Thursday News: It's worse than you think

NEW GERRYMANDERING LAWSUIT EXPOSES REPUBLICAN CHEATING: The lawsuit claims that even if Democratic candidates were to win the statewide vote by a significant margin, it still wouldn’t be enough to take control of the legislature. “Indeed, it would likely take a statewide win by at least seven points for the minority party to have a chance to elect a majority of the seats in any of those chambers — something that never happens in a state as 50-50 as North Carolina,” a press release announcing the lawsuit said. Republicans could expect to win 60% of the legislative races — enough for a veto-proof supermajority — with just 50% of the statewide vote, one of the filings in the lawsuit claims. If they win, the challengers say the legislature should be forced to redraw new, fairer maps — and that if they don’t, then a court should replace the current maps with the ones the challengers drew. Looks like it's Special Master time again...

Wednesday News: Leadership

GOVERNOR COOPER SET TO SIGN BUDGET INTO LAW: “I will sign this budget, because on balance the good outweighs the bad,” Cooper said, adding that it moves North Carolina forward in important ways, “many that are critical to our state’s progress as we are emerging from this pandemic.” “While I believe that it is a budget of some missed opportunities and misguided policy, it is also a budget that we desperately need at this unique time in the history of our state,” Cooper said.
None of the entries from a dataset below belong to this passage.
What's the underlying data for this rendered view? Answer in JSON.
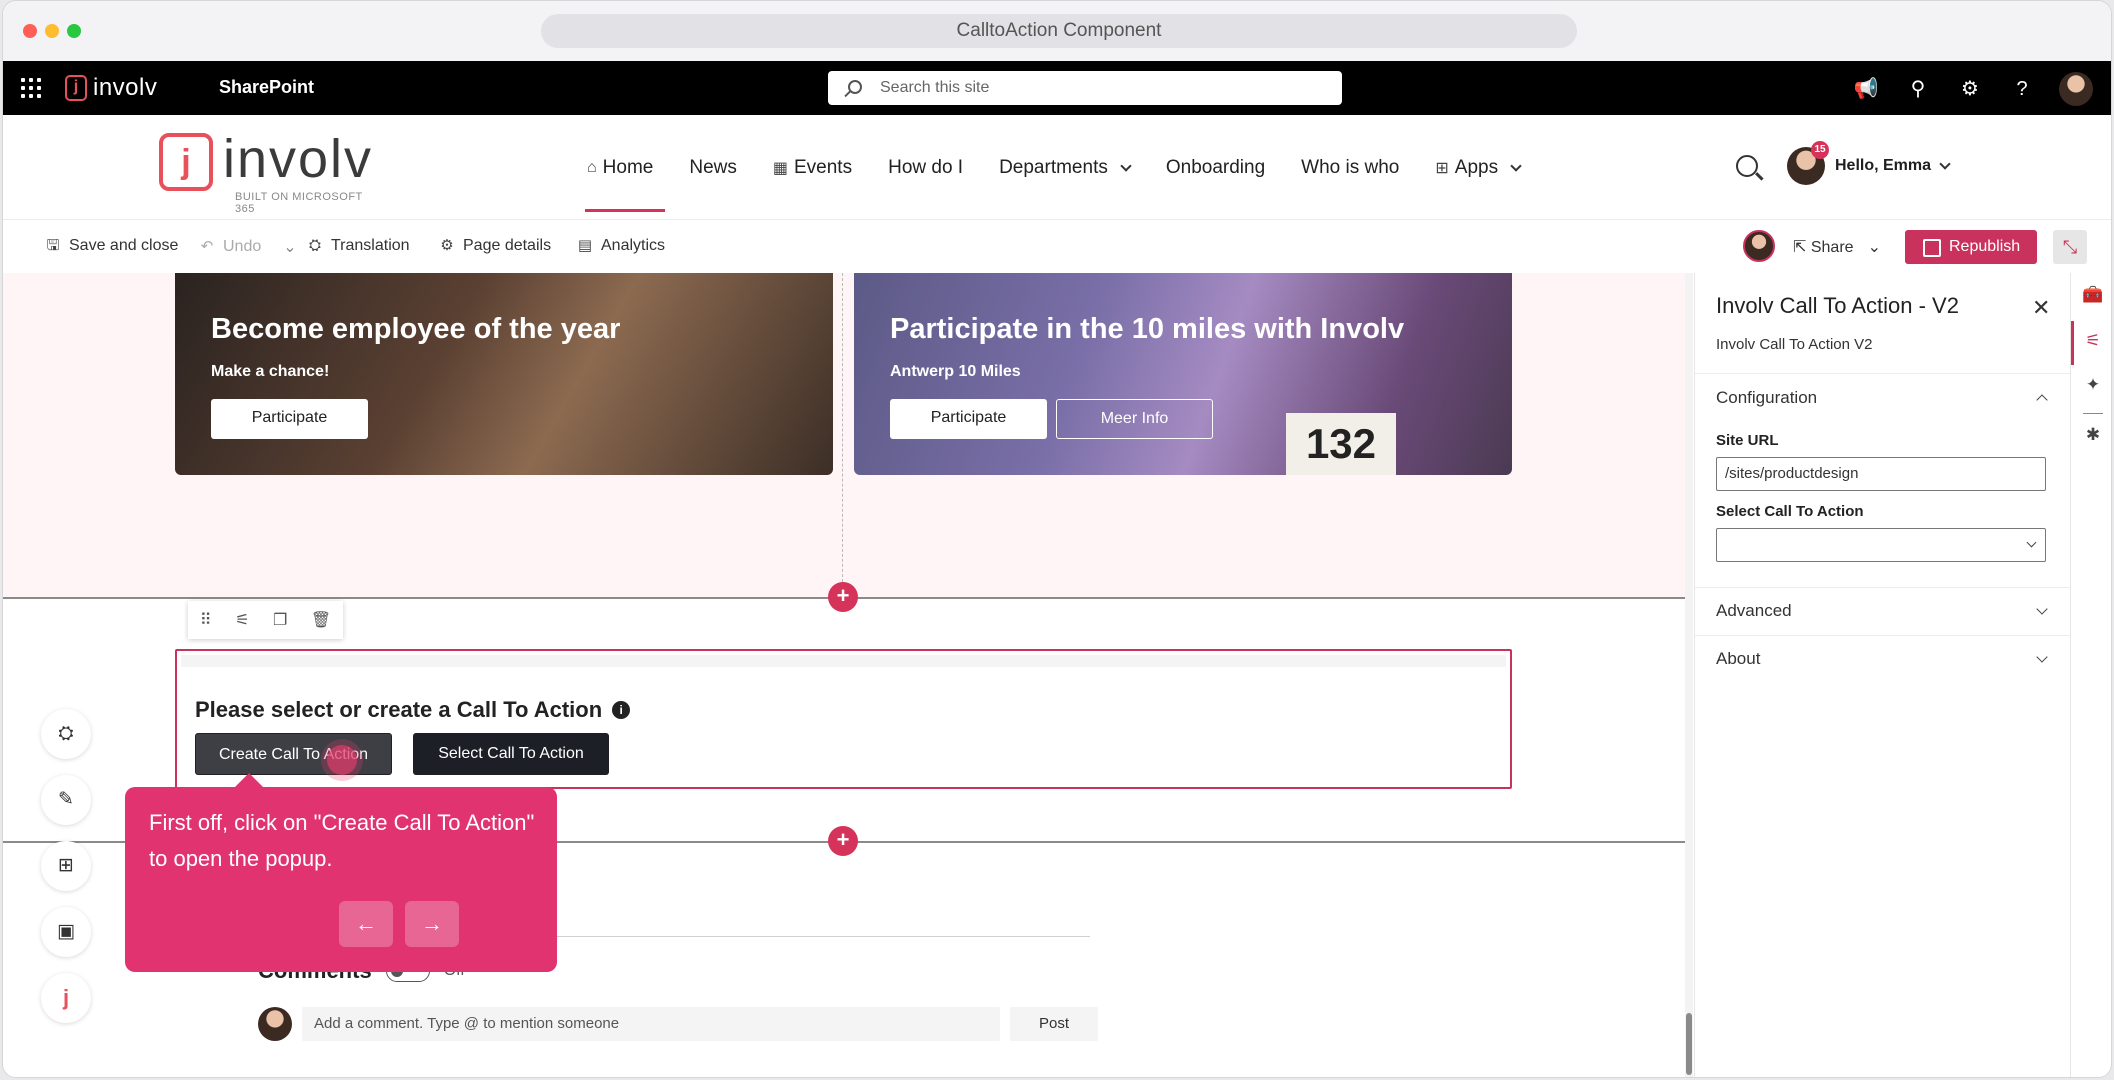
{
  "window": {
    "title": "CalltoAction Component"
  },
  "suite_bar": {
    "logo_text": "involv",
    "app_name": "SharePoint",
    "search_placeholder": "Search this site",
    "icons": [
      "megaphone-icon",
      "share-network-icon",
      "settings-icon",
      "help-icon",
      "avatar"
    ]
  },
  "site_header": {
    "logo_text": "involv",
    "logo_subtitle": "BUILT ON MICROSOFT 365",
    "nav": [
      {
        "label": "Home",
        "icon": "home-icon"
      },
      {
        "label": "News"
      },
      {
        "label": "Events",
        "icon": "calendar-icon"
      },
      {
        "label": "How do I"
      },
      {
        "label": "Departments",
        "dropdown": true
      },
      {
        "label": "Onboarding"
      },
      {
        "label": "Who is who"
      },
      {
        "label": "Apps",
        "icon": "apps-icon",
        "dropdown": true
      }
    ],
    "user": {
      "greeting": "Hello, Emma",
      "badge": "15"
    }
  },
  "command_bar": {
    "save_close": "Save and close",
    "undo": "Undo",
    "translation": "Translation",
    "page_details": "Page details",
    "analytics": "Analytics",
    "share": "Share",
    "republish": "Republish"
  },
  "hero_tiles": [
    {
      "title": "Become employee of the year",
      "subtitle": "Make a chance!",
      "buttons": [
        "Participate"
      ]
    },
    {
      "title": "Participate in the 10 miles with Involv",
      "subtitle": "Antwerp 10 Miles",
      "buttons": [
        "Participate",
        "Meer Info"
      ],
      "bib_number": "132"
    }
  ],
  "cta_webpart": {
    "heading": "Please select or create a Call To Action",
    "info_glyph": "i",
    "create_button": "Create Call To Action",
    "select_button": "Select Call To Action"
  },
  "tooltip": {
    "text": "First off, click on \"Create Call To Action\" to open the popup.",
    "prev": "←",
    "next": "→"
  },
  "comments": {
    "title": "Comments",
    "toggle_state": "Off",
    "input_placeholder": "Add a comment. Type @ to mention someone",
    "post": "Post"
  },
  "property_pane": {
    "title": "Involv Call To Action - V2",
    "subtitle": "Involv Call To Action V2",
    "groups": {
      "configuration": "Configuration",
      "advanced": "Advanced",
      "about": "About"
    },
    "site_url_label": "Site URL",
    "site_url_value": "/sites/productdesign",
    "select_cta_label": "Select Call To Action",
    "select_cta_value": ""
  },
  "colors": {
    "accent": "#c9325c",
    "tooltip": "#e0336f",
    "brand_logo": "#e8505b"
  }
}
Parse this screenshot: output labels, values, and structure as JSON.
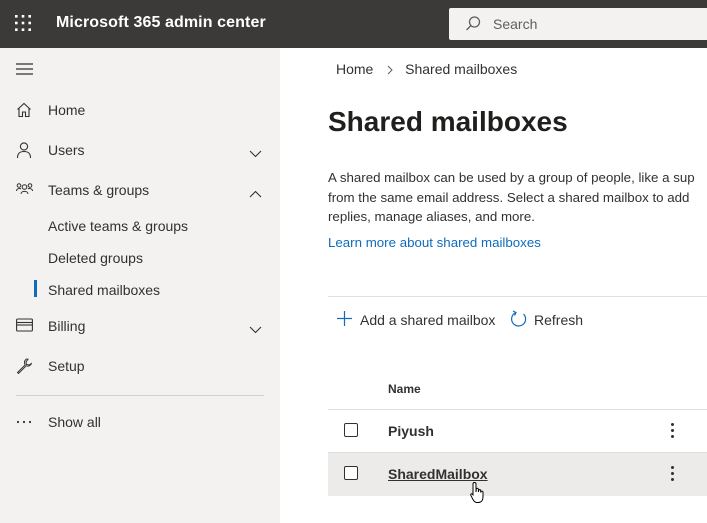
{
  "header": {
    "app_title": "Microsoft 365 admin center",
    "search_placeholder": "Search",
    "background": "#3b3a39"
  },
  "sidebar": {
    "items": [
      {
        "label": "Home",
        "icon": "home-icon",
        "expanded": null
      },
      {
        "label": "Users",
        "icon": "person-icon",
        "expanded": false
      },
      {
        "label": "Teams & groups",
        "icon": "people-icon",
        "expanded": true
      },
      {
        "label": "Billing",
        "icon": "credit-card-icon",
        "expanded": false
      },
      {
        "label": "Setup",
        "icon": "wrench-icon",
        "expanded": null
      }
    ],
    "subitems": [
      {
        "label": "Active teams & groups",
        "selected": false
      },
      {
        "label": "Deleted groups",
        "selected": false
      },
      {
        "label": "Shared mailboxes",
        "selected": true
      }
    ],
    "show_all": "Show all",
    "selected_accent": "#0f6cbd"
  },
  "main": {
    "breadcrumb": [
      "Home",
      "Shared mailboxes"
    ],
    "title": "Shared mailboxes",
    "description_lines": [
      "A shared mailbox can be used by a group of people, like a sup",
      "from the same email address. Select a shared mailbox to add",
      "replies, manage aliases, and more."
    ],
    "learn_more": "Learn more about shared mailboxes",
    "commands": {
      "add": "Add a shared mailbox",
      "refresh": "Refresh"
    },
    "table": {
      "columns": [
        "Name"
      ],
      "rows": [
        {
          "name": "Piyush",
          "checked": false
        },
        {
          "name": "SharedMailbox",
          "checked": false,
          "hovered": true
        }
      ]
    },
    "link_color": "#0f6cbd"
  }
}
Cooper cites raises for state employees and tax relief for “everyday North Carolinians” among the reasons for supporting it. He added the caveat that he is “clear-eyed there are ways we differ,” including that the budget does not include Medicaid expansion. It also has an ugly poison pill, taking away some of his emergency powers. But like any good leader, he puts the needs of others over his own.

Monday News: Toxic red tide


REPUBLICANS' LOOK TO NC SUBURBS TO REGAIN SUPERMAJORITY: “The most competitive region in this state, in terms of voting patterns, are those ‘urban suburbs,’” said Michael Bitzer, a political scientist at Catawba College. “The places outside the urban centers of Raleigh and Charlotte, but still in the county.” Reflecting that reality are the new political maps Republican state lawmakers passed last month, both for their own districts and for the congressional districts. There are almost no competitive seats in any of those maps, with most elections likely to be decided in the primary in March, not the general election in November. With the maps already favoring Republicans even in a 50-50 year, and with 2022 looking like it could be a strong year for Republicans, some Democrats are starting to raise alarms about those suburban districts that could be in play next year. “You’ve got to make sure they don’t have veto-proof supermajorities,” said Thomas Mills, a longtime Democratic consultant who runs the blog Politics NC. “That’s got to be the Democrats’ first goal.” I agree with Thomas, preserving Governor Cooper's Veto power is critical.

Sunday News: From the Editorial pages


THE NC GENERAL ASSEMBLY IS UNDERMINING THE RULE OF LAW: From our founding, our state constitution has given an independent judiciary the solemn duty to declare what is the law for every case that comes before it, including whether or not an act by either the executive or legislative branches violates the constitution. The judiciary is accountable to the rule of law and not to the legislative or executive branches. Once the judiciary has established the rule of law for the case, the legislative and executive branches of government hold the companion duty to assure the rule of law is fully implemented. This principle is fundamental to our democracy. That legislators believe they can ignore constitutional obligations without check by the courts should profoundly disturb all citizens. That some legislators demeaned a judge acting in accordance with law, thereby undermining judicial independence and authority, is equally disturbing. Absolute power corrupts absolutely. GOP leaders have behaved like tyrants for over a decade, and would have been infinitely worse if not for the Judicial Branch. Of course they attack Judge Lee, because he represents their only obstacle to complete domination, our Constitution itself.


Subscribe to RSS - BlueNC's blog